There is also a hidden method to this wall gallery. Some of the boards are covering drywall holes that were cut during a renovation. I never did patch up the drywall because I like accessing some electrical installations in walls.
So instead, random planks of wood cover some holes, becoming part of the decor, and more secure ways to mount hooks and other storage for tools.
A woodworking workshop that is neat, tidy, bright, pretty, and ready to create!
Back of the workshop
Towards the back of the workshop is the tool pegboard, tool chest, storage cupboards and larger equipment such as the table saw, pressure washer and compressor to the left.
The board across the garage floor is positioned so the back tires of the truck hit it when I’m backing in, to warn me where to stop before I hit anything.
To the right is a large cubby filled with rusty junk, paint supplies, sandpaper, electrical cords, construction levels, etc.
This cubby is sized so perfectly for that space, don’t you think? It completely clears both door accesses 100%!
And that open back door really helps to add natural light along with excellent ventilation when the front garage door is open as well.
Flat wall storage
I’ve already shared the flat side of the workshop in Part 3 HERE.
The key to this wall is to ensure everything is stored as flat as possible so there’s room to open my driver’s door once the truck is backed in.
And the most important save for me was keeping that amazing huge worktable! So it was painted white like the rest of the wall so it would visually disappear. Looks pretty, doesn’t it?
Even the aluminum ladders got painted, then mounted to the wall on boards for easy and accessible ladder storage.
… and the garage shelving and ladders mounted above it to the wall, so everything would fit.
All the garbage cans are located near the garage doors so they are within easy reach on garbage day.
I mean, look at all that concrete floor workspace!
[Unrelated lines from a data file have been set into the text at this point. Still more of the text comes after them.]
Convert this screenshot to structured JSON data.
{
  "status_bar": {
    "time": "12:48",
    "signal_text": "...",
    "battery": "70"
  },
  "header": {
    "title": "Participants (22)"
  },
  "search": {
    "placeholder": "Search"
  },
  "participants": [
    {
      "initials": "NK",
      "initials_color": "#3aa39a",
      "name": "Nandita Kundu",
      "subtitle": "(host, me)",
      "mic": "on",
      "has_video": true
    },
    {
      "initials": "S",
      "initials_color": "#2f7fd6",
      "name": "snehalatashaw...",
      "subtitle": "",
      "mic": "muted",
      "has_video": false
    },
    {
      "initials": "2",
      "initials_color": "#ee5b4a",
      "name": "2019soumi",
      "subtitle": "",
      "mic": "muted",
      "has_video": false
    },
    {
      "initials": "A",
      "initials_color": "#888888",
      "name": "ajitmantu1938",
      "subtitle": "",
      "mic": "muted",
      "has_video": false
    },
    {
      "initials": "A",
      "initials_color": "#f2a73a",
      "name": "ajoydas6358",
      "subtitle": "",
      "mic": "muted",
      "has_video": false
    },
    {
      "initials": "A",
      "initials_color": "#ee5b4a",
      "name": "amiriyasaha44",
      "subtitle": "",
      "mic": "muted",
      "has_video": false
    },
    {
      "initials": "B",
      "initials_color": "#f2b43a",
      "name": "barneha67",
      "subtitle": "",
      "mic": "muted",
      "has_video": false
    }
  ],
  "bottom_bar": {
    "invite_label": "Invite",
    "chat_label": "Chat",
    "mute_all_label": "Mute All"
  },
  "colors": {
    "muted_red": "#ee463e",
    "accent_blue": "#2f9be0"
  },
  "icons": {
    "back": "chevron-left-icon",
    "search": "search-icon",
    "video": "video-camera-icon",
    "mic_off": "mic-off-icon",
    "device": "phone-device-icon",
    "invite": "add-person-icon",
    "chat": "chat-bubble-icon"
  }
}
When the truck is pulled out, I have more square foot building space than I have ever had, for furniture makeovers, repairs or loads of workshop table space to work with!
The only thing I am currently lacking is storage of undone pieces. I do have some space in my laundry room if need be. But the lack of storage is keeping me honest! When I haul something home, I work on it right away so I can move it into its new location and use it, rather than store it!
And it keeps me from collecting too much, because there’s only so much house anyway, right?! If I bring something big home, something big has to go as well. The lack of storage space may encourage me to sell locally too. Because I will never stop woodworking on DIY projects.
All this was thanks to buying another truck.
Because never in my wildest dreams did I think this new garage workshop arrangement was possible. Until I hauled out the mess by purging hard, found new storage spaces, and made it work!
And now I get to play with all my tool toys in this pretty new custom garage setup that fuels me to WANT to build more stuff!
Just as soon as I get rid of something else first…
Read the entire Parking in a Garage Workshop Series
Other spaces I create in: